### [TASK INSTRUCTIONS]
Each line of the listing is to be copied exactly.

DATA SHOWN START

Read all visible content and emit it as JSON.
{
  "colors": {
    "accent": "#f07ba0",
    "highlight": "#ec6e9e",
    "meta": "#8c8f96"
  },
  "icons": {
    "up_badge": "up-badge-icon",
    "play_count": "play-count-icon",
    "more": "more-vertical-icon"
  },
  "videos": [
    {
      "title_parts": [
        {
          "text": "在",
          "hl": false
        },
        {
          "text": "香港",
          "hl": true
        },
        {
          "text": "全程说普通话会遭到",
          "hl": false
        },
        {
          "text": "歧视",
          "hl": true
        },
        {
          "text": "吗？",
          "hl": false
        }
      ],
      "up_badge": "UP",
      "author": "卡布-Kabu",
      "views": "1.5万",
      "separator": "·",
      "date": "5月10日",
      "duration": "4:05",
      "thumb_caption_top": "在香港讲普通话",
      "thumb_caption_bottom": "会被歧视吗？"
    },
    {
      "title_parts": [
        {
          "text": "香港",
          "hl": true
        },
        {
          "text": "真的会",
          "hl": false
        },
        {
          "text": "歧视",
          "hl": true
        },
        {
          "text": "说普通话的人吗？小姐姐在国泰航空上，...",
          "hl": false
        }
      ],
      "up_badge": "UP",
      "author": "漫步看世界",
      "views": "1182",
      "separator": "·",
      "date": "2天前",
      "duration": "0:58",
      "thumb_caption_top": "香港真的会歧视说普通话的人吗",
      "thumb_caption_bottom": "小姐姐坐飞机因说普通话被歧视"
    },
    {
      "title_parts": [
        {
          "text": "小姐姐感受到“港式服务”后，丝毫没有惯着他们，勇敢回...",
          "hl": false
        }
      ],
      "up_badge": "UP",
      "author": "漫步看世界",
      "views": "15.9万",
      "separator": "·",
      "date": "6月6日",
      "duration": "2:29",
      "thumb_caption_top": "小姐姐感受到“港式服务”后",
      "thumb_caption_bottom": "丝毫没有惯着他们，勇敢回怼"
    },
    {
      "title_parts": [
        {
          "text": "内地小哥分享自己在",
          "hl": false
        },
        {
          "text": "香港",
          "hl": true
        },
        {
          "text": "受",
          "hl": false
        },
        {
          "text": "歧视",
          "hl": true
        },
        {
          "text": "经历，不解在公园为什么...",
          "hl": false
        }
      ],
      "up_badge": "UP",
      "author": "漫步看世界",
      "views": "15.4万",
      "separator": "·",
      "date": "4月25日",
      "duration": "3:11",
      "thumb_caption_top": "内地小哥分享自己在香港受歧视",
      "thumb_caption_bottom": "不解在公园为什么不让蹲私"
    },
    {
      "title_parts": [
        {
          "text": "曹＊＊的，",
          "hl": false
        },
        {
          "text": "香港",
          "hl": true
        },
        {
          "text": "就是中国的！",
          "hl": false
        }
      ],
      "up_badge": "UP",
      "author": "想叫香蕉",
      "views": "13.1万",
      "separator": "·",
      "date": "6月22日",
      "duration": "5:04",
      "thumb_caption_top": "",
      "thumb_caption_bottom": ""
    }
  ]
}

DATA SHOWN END

### [SOLVED PROBLEM]
Read all visible content and emit it as JSON.
{
  "colors": {
    "accent": "#f07ba0",
    "highlight": "#ec6e9e",
    "meta": "#8c8f96"
  },
  "icons": {
    "up_badge": "up-badge-icon",
    "play_count": "play-count-icon",
    "more": "more-vertical-icon"
  },
  "videos": [
    {
      "title_parts": [
        {
          "text": "在",
          "hl": false
        },
        {
          "text": "香港",
          "hl": true
        },
        {
          "text": "全程说普通话会遭到",
          "hl": false
        },
        {
          "text": "歧视",
          "hl": true
        },
        {
          "text": "吗？",
          "hl": false
        }
      ],
      "up_badge": "UP",
      "author": "卡布-Kabu",
      "views": "1.5万",
      "separator": "·",
      "date": "5月10日",
      "duration": "4:05",
      "thumb_caption_top": "在香港讲普通话",
      "thumb_caption_bottom": "会被歧视吗？"
    },
    {
      "title_parts": [
        {
          "text": "香港",
          "hl": true
        },
        {
          "text": "真的会",
          "hl": false
        },
        {
          "text": "歧视",
          "hl": true
        },
        {
          "text": "说普通话的人吗？小姐姐在国泰航空上，...",
          "hl": false
        }
      ],
      "up_badge": "UP",
      "author": "漫步看世界",
      "views": "1182",
      "separator": "·",
      "date": "2天前",
      "duration": "0:58",
      "thumb_caption_top": "香港真的会歧视说普通话的人吗",
      "thumb_caption_bottom": "小姐姐坐飞机因说普通话被歧视"
    },
    {
      "title_parts": [
        {
          "text": "小姐姐感受到“港式服务”后，丝毫没有惯着他们，勇敢回...",
          "hl": false
        }
      ],
      "up_badge": "UP",
      "author": "漫步看世界",
      "views": "15.9万",
      "separator": "·",
      "date": "6月6日",
      "duration": "2:29",
      "thumb_caption_top": "小姐姐感受到“港式服务”后",
      "thumb_caption_bottom": "丝毫没有惯着他们，勇敢回怼"
    },
    {
      "title_parts": [
        {
          "text": "内地小哥分享自己在",
          "hl": false
        },
        {
          "text": "香港",
          "hl": true
        },
        {
          "text": "受",
          "hl": false
        },
        {
          "text": "歧视",
          "hl": true
        },
        {
          "text": "经历，不解在公园为什么...",
          "hl": false
        }
      ],
      "up_badge": "UP",
      "author": "漫步看世界",
      "views": "15.4万",
      "separator": "·",
      "date": "4月25日",
      "duration": "3:11",
      "thumb_caption_top": "内地小哥分享自己在香港受歧视",
      "thumb_caption_bottom": "不解在公园为什么不让蹲私"
    },
    {
      "title_parts": [
        {
          "text": "曹＊＊的，",
          "hl": false
        },
        {
          "text": "香港",
          "hl": true
        },
        {
          "text": "就是中国的！",
          "hl": false
        }
      ],
      "up_badge": "UP",
      "author": "想叫香蕉",
      "views": "13.1万",
      "separator": "·",
      "date": "6月22日",
      "duration": "5:04",
      "thumb_caption_top": "",
      "thumb_caption_bottom": ""
    }
  ]
}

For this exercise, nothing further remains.